WORK REQUIRED
Leaving the pictures aside, write out the whole listing below exactly.

---

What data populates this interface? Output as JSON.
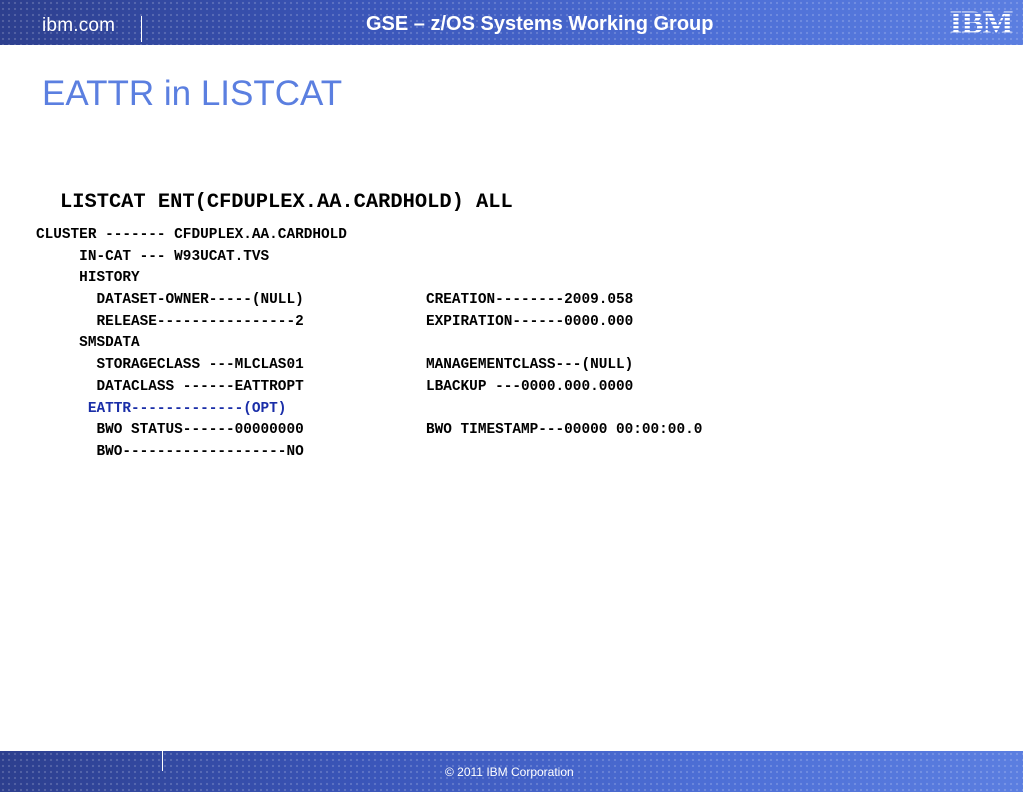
{
  "header": {
    "site": "ibm.com",
    "deck_title": "GSE – z/OS Systems Working Group",
    "logo_text": "IBM"
  },
  "slide": {
    "title": "EATTR in LISTCAT",
    "command": "LISTCAT ENT(CFDUPLEX.AA.CARDHOLD) ALL"
  },
  "listing": {
    "lines": [
      {
        "left": "CLUSTER ------- CFDUPLEX.AA.CARDHOLD",
        "right": ""
      },
      {
        "left": "     IN-CAT --- W93UCAT.TVS",
        "right": ""
      },
      {
        "left": "     HISTORY",
        "right": ""
      },
      {
        "left": "       DATASET-OWNER-----(NULL)",
        "right": "CREATION--------2009.058"
      },
      {
        "left": "       RELEASE----------------2",
        "right": "EXPIRATION------0000.000"
      },
      {
        "left": "     SMSDATA",
        "right": ""
      },
      {
        "left": "       STORAGECLASS ---MLCLAS01",
        "right": "MANAGEMENTCLASS---(NULL)"
      },
      {
        "left": "       DATACLASS ------EATTROPT",
        "right": "LBACKUP ---0000.000.0000"
      },
      {
        "left": "      EATTR-------------(OPT)",
        "right": "",
        "highlight": true
      },
      {
        "left": "       BWO STATUS------00000000",
        "right": "BWO TIMESTAMP---00000 00:00:00.0"
      },
      {
        "left": "       BWO-------------------NO",
        "right": ""
      }
    ]
  },
  "footer": {
    "copyright": "© 2011 IBM Corporation"
  },
  "colors": {
    "bar": "#3a55b8",
    "title": "#5b7fe0",
    "highlight": "#1a2ea8"
  }
}
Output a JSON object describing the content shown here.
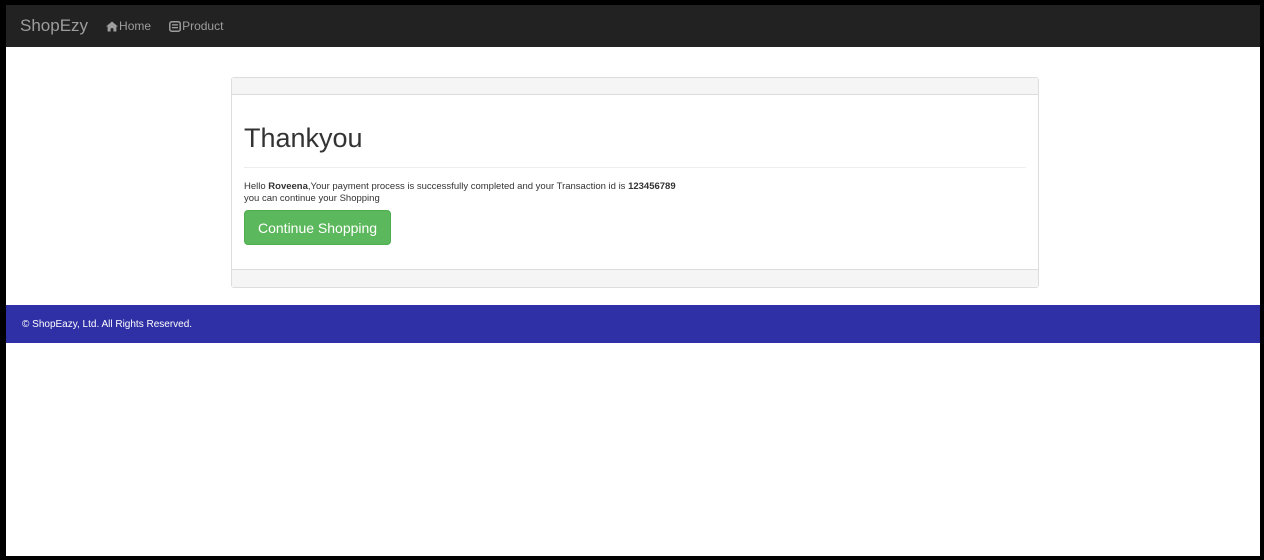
{
  "nav": {
    "brand": "ShopEzy",
    "home_label": "Home",
    "home_icon": "home-icon",
    "product_label": "Product",
    "product_icon": "product-icon"
  },
  "panel": {
    "title": "Thankyou",
    "greeting_prefix": "Hello ",
    "customer_name": "Roveena",
    "message": ",Your payment process is successfully completed and your Transaction id is ",
    "transaction_id": "123456789",
    "message_line2": "you can continue your Shopping",
    "button_label": "Continue Shopping"
  },
  "footer": {
    "text": "© ShopEazy, Ltd. All Rights Reserved."
  },
  "colors": {
    "navbar": "#222222",
    "button": "#5cb85c",
    "footer": "#3030a6"
  }
}
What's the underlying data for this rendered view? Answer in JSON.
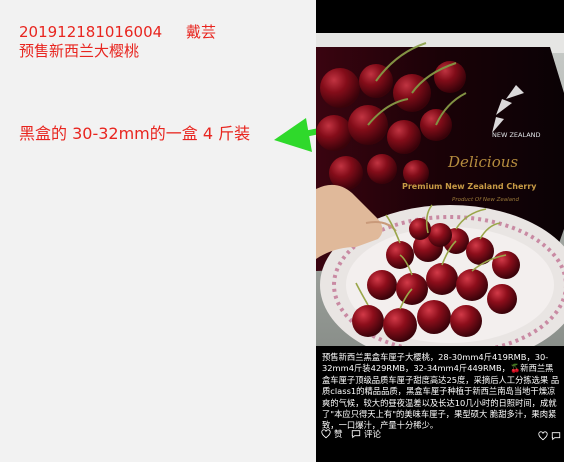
{
  "note": {
    "line1": "201912181016004     戴芸",
    "line2": "预售新西兰大樱桃",
    "arrow_text": "黑盒的 30-32mm的一盒 4 斤装"
  },
  "product_box": {
    "brand_line1": "NEW ZEALAND",
    "brand_line2": "Delicious",
    "subtitle": "Premium New Zealand Cherry",
    "origin": "Product Of New Zealand"
  },
  "post": {
    "caption": "预售新西兰黑盒车厘子大樱桃，28-30mm4斤419RMB，30-32mm4斤装429RMB，32-34mm4斤449RMB，🍒新西兰黑盒车厘子顶级品质车厘子甜度高达25度，采摘后人工分拣选果 品质class1的精品品质，黑盒车厘子种植于新西兰南岛当地干燥凉爽的气候，较大的昼夜温差以及长达10几小时的日照时间，成就了\"本应只得天上有\"的美味车厘子，果型硕大 脆甜多汁，果肉紧致，一口爆汁，产量十分稀少。",
    "like_label": "赞",
    "comment_label": "评论"
  },
  "colors": {
    "note_red": "#e8251f",
    "arrow_green": "#2fd92b"
  },
  "icons": [
    "heart-icon",
    "comment-icon",
    "arrow-left-icon"
  ]
}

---

EXERCISE RESULT
What data populates this interface? Output as JSON.
{
  "header": {
    "site": "ibm.com",
    "deck_title": "GSE – z/OS Systems Working Group",
    "logo_text": "IBM"
  },
  "slide": {
    "title": "EATTR in LISTCAT",
    "command": "LISTCAT ENT(CFDUPLEX.AA.CARDHOLD) ALL"
  },
  "listing": {
    "lines": [
      {
        "left": "CLUSTER ------- CFDUPLEX.AA.CARDHOLD",
        "right": ""
      },
      {
        "left": "     IN-CAT --- W93UCAT.TVS",
        "right": ""
      },
      {
        "left": "     HISTORY",
        "right": ""
      },
      {
        "left": "       DATASET-OWNER-----(NULL)",
        "right": "CREATION--------2009.058"
      },
      {
        "left": "       RELEASE----------------2",
        "right": "EXPIRATION------0000.000"
      },
      {
        "left": "     SMSDATA",
        "right": ""
      },
      {
        "left": "       STORAGECLASS ---MLCLAS01",
        "right": "MANAGEMENTCLASS---(NULL)"
      },
      {
        "left": "       DATACLASS ------EATTROPT",
        "right": "LBACKUP ---0000.000.0000"
      },
      {
        "left": "      EATTR-------------(OPT)",
        "right": "",
        "highlight": true
      },
      {
        "left": "       BWO STATUS------00000000",
        "right": "BWO TIMESTAMP---00000 00:00:00.0"
      },
      {
        "left": "       BWO-------------------NO",
        "right": ""
      }
    ]
  },
  "footer": {
    "copyright": "© 2011 IBM Corporation"
  },
  "colors": {
    "bar": "#3a55b8",
    "title": "#5b7fe0",
    "highlight": "#1a2ea8"
  }
}
Output a JSON object describing the content shown here.
{
  "nav": {
    "brand": "ShopEzy",
    "home_label": "Home",
    "home_icon": "home-icon",
    "product_label": "Product",
    "product_icon": "product-icon"
  },
  "panel": {
    "title": "Thankyou",
    "greeting_prefix": "Hello ",
    "customer_name": "Roveena",
    "message": ",Your payment process is successfully completed and your Transaction id is ",
    "transaction_id": "123456789",
    "message_line2": "you can continue your Shopping",
    "button_label": "Continue Shopping"
  },
  "footer": {
    "text": "© ShopEazy, Ltd. All Rights Reserved."
  },
  "colors": {
    "navbar": "#222222",
    "button": "#5cb85c",
    "footer": "#3030a6"
  }
}
What's the underlying data for this rendered view? Answer in JSON.
{
  "note": {
    "line1": "201912181016004     戴芸",
    "line2": "预售新西兰大樱桃",
    "arrow_text": "黑盒的 30-32mm的一盒 4 斤装"
  },
  "product_box": {
    "brand_line1": "NEW ZEALAND",
    "brand_line2": "Delicious",
    "subtitle": "Premium New Zealand Cherry",
    "origin": "Product Of New Zealand"
  },
  "post": {
    "caption": "预售新西兰黑盒车厘子大樱桃，28-30mm4斤419RMB，30-32mm4斤装429RMB，32-34mm4斤449RMB，🍒新西兰黑盒车厘子顶级品质车厘子甜度高达25度，采摘后人工分拣选果 品质class1的精品品质，黑盒车厘子种植于新西兰南岛当地干燥凉爽的气候，较大的昼夜温差以及长达10几小时的日照时间，成就了\"本应只得天上有\"的美味车厘子，果型硕大 脆甜多汁，果肉紧致，一口爆汁，产量十分稀少。",
    "like_label": "赞",
    "comment_label": "评论"
  },
  "colors": {
    "note_red": "#e8251f",
    "arrow_green": "#2fd92b"
  },
  "icons": [
    "heart-icon",
    "comment-icon",
    "arrow-left-icon"
  ]
}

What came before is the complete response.